Assigned task>
Without the pictures, reproduce the records that follow exactly.

[Extracted records Boundary: Start]

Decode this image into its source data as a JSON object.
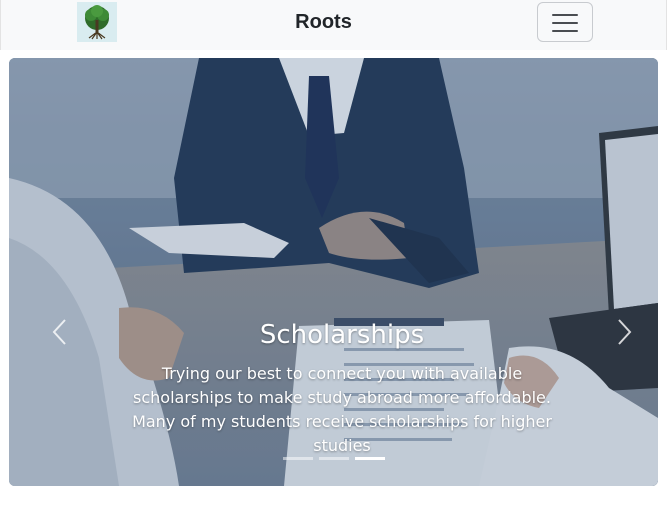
{
  "navbar": {
    "brand": "Roots",
    "logo_icon": "tree-logo-icon",
    "toggler_icon": "hamburger-menu-icon"
  },
  "carousel": {
    "active_index": 2,
    "slide_count": 3,
    "caption": {
      "title": "Scholarships",
      "text": "Trying our best to connect you with available scholarships to make study abroad more affordable. Many of my students receive scholarships for higher studies"
    },
    "prev_icon": "chevron-left-icon",
    "next_icon": "chevron-right-icon"
  }
}
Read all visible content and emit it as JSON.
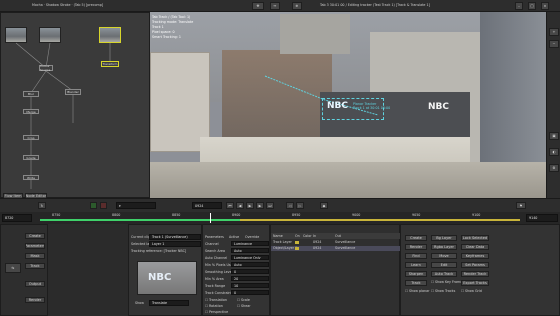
{
  "window": {
    "title": "Mocha · Shadow Stroke · (Tab 5) [precomp]",
    "viewer_title": "Tab 3 30:01 00 / Editing tracker (Test Track 1) [Track & Translate 1]"
  },
  "node_graph": {
    "nodes": [
      "Colour Source",
      "Transform",
      "Blur",
      "Blender",
      "Merge",
      "Crop",
      "Grade",
      "Write"
    ],
    "tabs": [
      "Flow Item",
      "Node Editor"
    ]
  },
  "viewer": {
    "overlay_text": [
      "Tab Track / (Tab Tool: 1)",
      "Tracking mode: Translate",
      "Track 1",
      "Pixel space: 0",
      "Smart Tracking: 1"
    ],
    "tracker_label": [
      "Planar Tracker",
      "Track 1 at 30:01 00:00"
    ],
    "nbc_logo": "NBC"
  },
  "transport": {
    "frame_value": "0924",
    "left_frame": "8720",
    "right_frame": "9140",
    "scale_marks": [
      "8750",
      "8800",
      "8850",
      "8900",
      "8950",
      "9000",
      "9050",
      "9100"
    ]
  },
  "tools": {
    "buttons": [
      "Create",
      "Parameters",
      "Mask",
      "Track",
      "Output",
      "Render"
    ]
  },
  "properties": {
    "current_clip_label": "Current clip",
    "current_clip_value": "Track 1 (Surveillance)",
    "layer_label": "Selected layer",
    "layer_value": "Layer 1",
    "tracking_reference": "Tracking reference: [Tracker NBC]",
    "preview_text": "NBC",
    "show_label": "Show",
    "show_value": "Translate"
  },
  "params": {
    "header": [
      "Parameters",
      "Active",
      "Override"
    ],
    "rows": [
      {
        "label": "Channel",
        "value": "Luminance"
      },
      {
        "label": "Search Area",
        "value": "Auto"
      },
      {
        "label": "Auto Channel",
        "value": "Luminance Only"
      },
      {
        "label": "Min % Pixels Used",
        "value": "Auto"
      },
      {
        "label": "Smoothing Level",
        "value": "0"
      },
      {
        "label": "Min % Area",
        "value": "20"
      },
      {
        "label": "Track Range",
        "value": "10"
      },
      {
        "label": "Track Constraint",
        "value": "0"
      }
    ],
    "checkbox_labels": [
      "Translation",
      "Scale",
      "Rotation",
      "Shear",
      "Perspective"
    ]
  },
  "layers": {
    "columns": [
      "Name",
      "On",
      "Color",
      "In",
      "Out"
    ],
    "rows": [
      {
        "name": "Track Layer",
        "in": "0924",
        "out": "Surveillance"
      },
      {
        "name": "Object/Layer 1",
        "in": "0924",
        "out": "Surveillance"
      }
    ]
  },
  "right_buttons": {
    "col1": [
      "Create",
      "Render",
      "Find",
      "Learn",
      "Sharpen",
      "Track",
      "Show planar"
    ],
    "col2": [
      "Bg Layer",
      "Rgba Layer",
      "Move",
      "Edit",
      "Auto Track",
      "Show Key Frames",
      "Show Tracks"
    ],
    "col3": [
      "Lock Selected",
      "Clear Data",
      "Keyframes",
      "Set Params",
      "Render Track",
      "Export Tracks",
      "Show Grid"
    ]
  },
  "colors": {
    "accent_green": "#3fd16a",
    "timeline_yellow": "#c8b43a",
    "tracker_cyan": "#5fd3e0"
  }
}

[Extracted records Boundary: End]

Final answer>
Decode this image into its source data as a JSON object.
{
  "navbar": {
    "brand": "Roots",
    "logo_icon": "tree-logo-icon",
    "toggler_icon": "hamburger-menu-icon"
  },
  "carousel": {
    "active_index": 2,
    "slide_count": 3,
    "caption": {
      "title": "Scholarships",
      "text": "Trying our best to connect you with available scholarships to make study abroad more affordable. Many of my students receive scholarships for higher studies"
    },
    "prev_icon": "chevron-left-icon",
    "next_icon": "chevron-right-icon"
  }
}
Read all visible content and emit it as JSON.
{
  "window": {
    "title": "Mocha · Shadow Stroke · (Tab 5) [precomp]",
    "viewer_title": "Tab 3 30:01 00 / Editing tracker (Test Track 1) [Track & Translate 1]"
  },
  "node_graph": {
    "nodes": [
      "Colour Source",
      "Transform",
      "Blur",
      "Blender",
      "Merge",
      "Crop",
      "Grade",
      "Write"
    ],
    "tabs": [
      "Flow Item",
      "Node Editor"
    ]
  },
  "viewer": {
    "overlay_text": [
      "Tab Track / (Tab Tool: 1)",
      "Tracking mode: Translate",
      "Track 1",
      "Pixel space: 0",
      "Smart Tracking: 1"
    ],
    "tracker_label": [
      "Planar Tracker",
      "Track 1 at 30:01 00:00"
    ],
    "nbc_logo": "NBC"
  },
  "transport": {
    "frame_value": "0924",
    "left_frame": "8720",
    "right_frame": "9140",
    "scale_marks": [
      "8750",
      "8800",
      "8850",
      "8900",
      "8950",
      "9000",
      "9050",
      "9100"
    ]
  },
  "tools": {
    "buttons": [
      "Create",
      "Parameters",
      "Mask",
      "Track",
      "Output",
      "Render"
    ]
  },
  "properties": {
    "current_clip_label": "Current clip",
    "current_clip_value": "Track 1 (Surveillance)",
    "layer_label": "Selected layer",
    "layer_value": "Layer 1",
    "tracking_reference": "Tracking reference: [Tracker NBC]",
    "preview_text": "NBC",
    "show_label": "Show",
    "show_value": "Translate"
  },
  "params": {
    "header": [
      "Parameters",
      "Active",
      "Override"
    ],
    "rows": [
      {
        "label": "Channel",
        "value": "Luminance"
      },
      {
        "label": "Search Area",
        "value": "Auto"
      },
      {
        "label": "Auto Channel",
        "value": "Luminance Only"
      },
      {
        "label": "Min % Pixels Used",
        "value": "Auto"
      },
      {
        "label": "Smoothing Level",
        "value": "0"
      },
      {
        "label": "Min % Area",
        "value": "20"
      },
      {
        "label": "Track Range",
        "value": "10"
      },
      {
        "label": "Track Constraint",
        "value": "0"
      }
    ],
    "checkbox_labels": [
      "Translation",
      "Scale",
      "Rotation",
      "Shear",
      "Perspective"
    ]
  },
  "layers": {
    "columns": [
      "Name",
      "On",
      "Color",
      "In",
      "Out"
    ],
    "rows": [
      {
        "name": "Track Layer",
        "in": "0924",
        "out": "Surveillance"
      },
      {
        "name": "Object/Layer 1",
        "in": "0924",
        "out": "Surveillance"
      }
    ]
  },
  "right_buttons": {
    "col1": [
      "Create",
      "Render",
      "Find",
      "Learn",
      "Sharpen",
      "Track",
      "Show planar"
    ],
    "col2": [
      "Bg Layer",
      "Rgba Layer",
      "Move",
      "Edit",
      "Auto Track",
      "Show Key Frames",
      "Show Tracks"
    ],
    "col3": [
      "Lock Selected",
      "Clear Data",
      "Keyframes",
      "Set Params",
      "Render Track",
      "Export Tracks",
      "Show Grid"
    ]
  },
  "colors": {
    "accent_green": "#3fd16a",
    "timeline_yellow": "#c8b43a",
    "tracker_cyan": "#5fd3e0"
  }
}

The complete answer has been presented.